The 2018 Draft will take place today through Wednesday, beginning with today's Draft preview show on MLB Network and MLB.com at 6 p.m. ET. MLB Network will broadcast the first 43 picks (Round 1 and Competitive Balance Round A), while MLB.com will stream all 78 picks on Day 1. MLB.com will also provide live pick-by-pick coverage of Rounds 3-10 on Day 2, with a preview show beginning at 12:30 p.m. ET. Then, Rounds 11-40 can be heard live on MLB.com on Day 3, beginning at noon ET.

View Full Game Coverage

Go to MLB.com/Draft to see the Top 200 Prospects list, projected top picks from MLB Pipeline analysts Jim Callis and Jonathan Mayo, the complete order of selection and more. And follow @MLBDraft on Twitter to see what Draft hopefuls, clubs and experts are saying.

:: 2018 Draft coverage ::

Here's how the Draft is shaping up for the Tigers, owners of the first overall pick for the first time since 1997:

In about 50 words
The Tigers have the top overall pick in a year when the Draft crop doesn't have a clear-cut superstar. That doesn't diminish the importance of the pick in their rebuilding plans, though. Detroit needs a player who can be a key part of its next contending club.

The scoop
General manager Al Avila and assistant GM David Chadd have experience with a top pick in a muddled field of talent. They were both with the Marlins when Florida used the No. 1 selection in 2000 on a high-school first baseman named Adrian Gonzalez. He never played a game for the Marlins, but he's still playing today at age 36. Considering the Tigers' last No. 1 overall pick was reliever Matt Anderson, they'd gladly take a talent like Gonzalez this year.

First-round buzz
The Tigers have heavily scouted Auburn right-handed starter Casey Mize all season and had a detailed sit-down discussion with him. But Mize's recent struggles have added suspense to what looked like an inevitable selection. There's love in some corners of the organization for Georgia Tech catcher Joey Bart, who has emerged as a fearsome power hitter this spring and has drawn comparisons to Jason Varitek and Matt Wieters, but some question whether he profiles as enough of an impact player to supplant Mize. The Tigers have depth in both areas, but they have always picked the best-rated available player.

Video: Draft Report: Casey Mize, College pitcher

Money matters
Under the Collective Bargaining Agreement, each team has an allotted bonus pool equal to the sum of the values of that club's selections in the first 10 rounds of the Draft. The more picks a team has, and the earlier it picks, the larger the pool. The signing bonuses for a team's selections in the first 10 rounds, plus any bonus greater than $125,000 for a player taken after the 10th round, will apply toward the bonus-pool total.

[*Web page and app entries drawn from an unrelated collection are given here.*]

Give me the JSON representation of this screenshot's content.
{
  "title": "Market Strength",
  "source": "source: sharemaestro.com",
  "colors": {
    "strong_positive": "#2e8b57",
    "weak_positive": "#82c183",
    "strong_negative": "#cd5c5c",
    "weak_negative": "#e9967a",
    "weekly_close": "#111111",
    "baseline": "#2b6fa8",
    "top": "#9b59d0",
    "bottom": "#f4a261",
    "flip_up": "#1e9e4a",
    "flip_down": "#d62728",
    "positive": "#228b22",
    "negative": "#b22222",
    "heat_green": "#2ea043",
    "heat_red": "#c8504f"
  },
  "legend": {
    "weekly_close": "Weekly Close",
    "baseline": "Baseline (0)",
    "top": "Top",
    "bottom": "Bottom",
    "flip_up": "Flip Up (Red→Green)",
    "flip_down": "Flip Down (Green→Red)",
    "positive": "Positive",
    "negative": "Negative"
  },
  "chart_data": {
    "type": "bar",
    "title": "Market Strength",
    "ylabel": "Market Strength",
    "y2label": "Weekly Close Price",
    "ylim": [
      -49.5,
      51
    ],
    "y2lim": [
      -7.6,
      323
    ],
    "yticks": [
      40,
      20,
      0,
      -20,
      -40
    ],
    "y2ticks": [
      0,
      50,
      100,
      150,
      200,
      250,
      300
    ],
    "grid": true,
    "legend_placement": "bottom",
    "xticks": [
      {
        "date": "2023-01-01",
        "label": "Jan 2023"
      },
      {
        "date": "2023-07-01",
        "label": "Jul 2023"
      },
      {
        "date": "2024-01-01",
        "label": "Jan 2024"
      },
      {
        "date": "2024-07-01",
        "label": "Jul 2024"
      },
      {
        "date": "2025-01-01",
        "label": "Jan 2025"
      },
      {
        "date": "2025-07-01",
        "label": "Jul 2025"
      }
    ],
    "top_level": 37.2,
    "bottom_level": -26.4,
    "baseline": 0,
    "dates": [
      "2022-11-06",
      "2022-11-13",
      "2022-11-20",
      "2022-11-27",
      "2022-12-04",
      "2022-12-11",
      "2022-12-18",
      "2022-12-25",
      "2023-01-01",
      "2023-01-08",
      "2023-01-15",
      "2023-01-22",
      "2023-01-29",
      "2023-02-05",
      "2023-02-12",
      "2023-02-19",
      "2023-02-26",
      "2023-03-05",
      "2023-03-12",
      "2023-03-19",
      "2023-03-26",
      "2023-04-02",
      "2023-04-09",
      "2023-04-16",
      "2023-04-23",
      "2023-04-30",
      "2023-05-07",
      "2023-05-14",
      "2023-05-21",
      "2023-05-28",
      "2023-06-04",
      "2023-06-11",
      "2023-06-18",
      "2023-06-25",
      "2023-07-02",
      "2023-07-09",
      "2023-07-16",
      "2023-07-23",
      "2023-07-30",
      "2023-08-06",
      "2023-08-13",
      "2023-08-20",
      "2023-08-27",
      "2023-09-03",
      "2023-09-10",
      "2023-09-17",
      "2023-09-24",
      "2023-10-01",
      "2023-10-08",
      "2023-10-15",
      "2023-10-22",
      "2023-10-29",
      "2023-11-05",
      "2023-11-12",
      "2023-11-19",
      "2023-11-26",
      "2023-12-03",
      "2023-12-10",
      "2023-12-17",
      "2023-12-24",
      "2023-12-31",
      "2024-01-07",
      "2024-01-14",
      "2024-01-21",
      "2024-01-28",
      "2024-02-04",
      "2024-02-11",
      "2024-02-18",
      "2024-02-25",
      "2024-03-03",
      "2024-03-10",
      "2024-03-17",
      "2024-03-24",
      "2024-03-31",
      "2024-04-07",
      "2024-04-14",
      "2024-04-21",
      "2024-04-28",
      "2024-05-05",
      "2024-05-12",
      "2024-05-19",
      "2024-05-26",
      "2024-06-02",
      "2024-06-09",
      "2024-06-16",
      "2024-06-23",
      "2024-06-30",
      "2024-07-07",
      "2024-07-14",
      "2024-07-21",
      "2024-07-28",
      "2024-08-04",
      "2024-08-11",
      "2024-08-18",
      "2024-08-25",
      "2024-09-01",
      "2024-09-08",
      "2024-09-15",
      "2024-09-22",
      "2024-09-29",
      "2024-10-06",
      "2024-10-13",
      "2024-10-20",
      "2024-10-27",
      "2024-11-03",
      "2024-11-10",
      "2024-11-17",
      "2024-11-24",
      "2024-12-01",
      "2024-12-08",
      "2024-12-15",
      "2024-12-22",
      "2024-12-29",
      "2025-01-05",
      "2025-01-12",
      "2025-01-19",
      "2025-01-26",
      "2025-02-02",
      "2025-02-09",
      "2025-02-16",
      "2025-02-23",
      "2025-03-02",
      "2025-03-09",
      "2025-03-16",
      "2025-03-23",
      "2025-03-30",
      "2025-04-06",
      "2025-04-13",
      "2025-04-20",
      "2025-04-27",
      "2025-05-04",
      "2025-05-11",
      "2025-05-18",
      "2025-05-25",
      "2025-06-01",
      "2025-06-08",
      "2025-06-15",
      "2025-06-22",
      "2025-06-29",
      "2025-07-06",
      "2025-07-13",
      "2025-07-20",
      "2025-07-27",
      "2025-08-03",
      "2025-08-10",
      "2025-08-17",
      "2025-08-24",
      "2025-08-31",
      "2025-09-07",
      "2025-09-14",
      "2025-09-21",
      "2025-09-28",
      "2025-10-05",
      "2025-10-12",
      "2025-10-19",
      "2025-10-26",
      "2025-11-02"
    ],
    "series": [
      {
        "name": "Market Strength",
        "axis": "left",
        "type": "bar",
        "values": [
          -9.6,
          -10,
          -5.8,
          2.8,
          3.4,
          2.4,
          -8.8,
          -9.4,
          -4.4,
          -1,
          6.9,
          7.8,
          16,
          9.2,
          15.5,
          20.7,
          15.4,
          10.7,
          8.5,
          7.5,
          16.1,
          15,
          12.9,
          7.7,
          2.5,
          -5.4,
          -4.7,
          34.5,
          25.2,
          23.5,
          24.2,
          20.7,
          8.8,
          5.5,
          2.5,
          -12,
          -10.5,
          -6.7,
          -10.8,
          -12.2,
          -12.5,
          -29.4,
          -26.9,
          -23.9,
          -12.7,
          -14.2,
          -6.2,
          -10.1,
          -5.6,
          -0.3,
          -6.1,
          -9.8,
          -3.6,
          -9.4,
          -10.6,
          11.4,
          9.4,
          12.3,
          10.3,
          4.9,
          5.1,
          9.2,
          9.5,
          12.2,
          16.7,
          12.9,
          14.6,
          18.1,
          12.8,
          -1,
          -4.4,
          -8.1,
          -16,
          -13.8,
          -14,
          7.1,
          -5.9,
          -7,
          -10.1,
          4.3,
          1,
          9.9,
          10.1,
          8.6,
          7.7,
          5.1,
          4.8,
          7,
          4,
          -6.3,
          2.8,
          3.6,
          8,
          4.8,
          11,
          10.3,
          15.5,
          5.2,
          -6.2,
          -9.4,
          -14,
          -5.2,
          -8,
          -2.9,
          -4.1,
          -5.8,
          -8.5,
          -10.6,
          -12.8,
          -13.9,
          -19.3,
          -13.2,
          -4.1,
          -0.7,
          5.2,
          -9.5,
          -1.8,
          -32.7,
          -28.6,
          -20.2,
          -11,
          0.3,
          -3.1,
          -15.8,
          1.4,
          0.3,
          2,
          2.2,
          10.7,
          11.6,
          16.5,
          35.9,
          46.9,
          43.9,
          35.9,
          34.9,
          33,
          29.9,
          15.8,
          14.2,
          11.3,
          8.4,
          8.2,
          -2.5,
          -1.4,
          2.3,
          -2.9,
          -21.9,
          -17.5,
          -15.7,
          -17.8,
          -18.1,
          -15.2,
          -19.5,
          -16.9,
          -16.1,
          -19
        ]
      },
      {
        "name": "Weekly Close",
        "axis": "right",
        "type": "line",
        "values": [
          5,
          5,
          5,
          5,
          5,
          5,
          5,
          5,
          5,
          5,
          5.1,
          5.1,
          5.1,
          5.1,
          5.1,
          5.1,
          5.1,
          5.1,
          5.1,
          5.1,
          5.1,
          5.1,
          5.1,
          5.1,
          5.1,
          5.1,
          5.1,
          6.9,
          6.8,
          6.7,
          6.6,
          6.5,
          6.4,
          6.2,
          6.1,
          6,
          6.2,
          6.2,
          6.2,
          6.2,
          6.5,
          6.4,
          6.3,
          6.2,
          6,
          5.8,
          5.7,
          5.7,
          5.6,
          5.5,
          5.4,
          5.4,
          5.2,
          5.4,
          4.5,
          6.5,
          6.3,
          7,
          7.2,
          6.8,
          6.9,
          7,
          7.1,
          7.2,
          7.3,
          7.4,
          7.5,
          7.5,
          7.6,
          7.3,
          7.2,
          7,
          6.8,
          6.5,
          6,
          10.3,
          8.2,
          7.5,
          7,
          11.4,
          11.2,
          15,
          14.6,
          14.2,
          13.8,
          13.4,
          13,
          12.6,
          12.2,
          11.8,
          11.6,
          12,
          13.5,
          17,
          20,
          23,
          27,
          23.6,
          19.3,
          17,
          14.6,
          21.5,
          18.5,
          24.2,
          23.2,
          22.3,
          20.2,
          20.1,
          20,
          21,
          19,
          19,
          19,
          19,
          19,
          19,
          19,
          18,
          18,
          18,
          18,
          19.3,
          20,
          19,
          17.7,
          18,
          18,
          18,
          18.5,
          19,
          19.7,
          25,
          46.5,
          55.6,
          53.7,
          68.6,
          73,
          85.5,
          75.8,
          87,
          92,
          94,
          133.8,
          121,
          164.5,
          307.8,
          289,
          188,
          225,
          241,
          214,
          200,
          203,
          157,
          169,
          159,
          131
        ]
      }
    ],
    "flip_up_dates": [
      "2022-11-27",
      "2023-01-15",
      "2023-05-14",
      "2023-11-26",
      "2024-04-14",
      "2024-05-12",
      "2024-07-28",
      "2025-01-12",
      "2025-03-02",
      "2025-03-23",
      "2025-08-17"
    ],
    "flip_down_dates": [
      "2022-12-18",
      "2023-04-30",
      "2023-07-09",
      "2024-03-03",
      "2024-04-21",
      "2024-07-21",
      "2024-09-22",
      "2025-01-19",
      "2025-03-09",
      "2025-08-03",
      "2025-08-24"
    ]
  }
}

Any team going up to 5 percent over its allotted pool will be taxed at a 75 percent rate on the overage. A team that overspends by 5-10 percent gets a 75 percent tax plus the loss of a first-round pick. A team that goes 10-15 percent over its pool amount will be hit with a 100 percent penalty on the overage and the loss of a first- and second-round pick. Any overage of 15 percent or more gets a 100 percent tax plus the loss of first-round picks in the next two Drafts.

The Tigers have a bonus pool of $12,414,800 for the first 10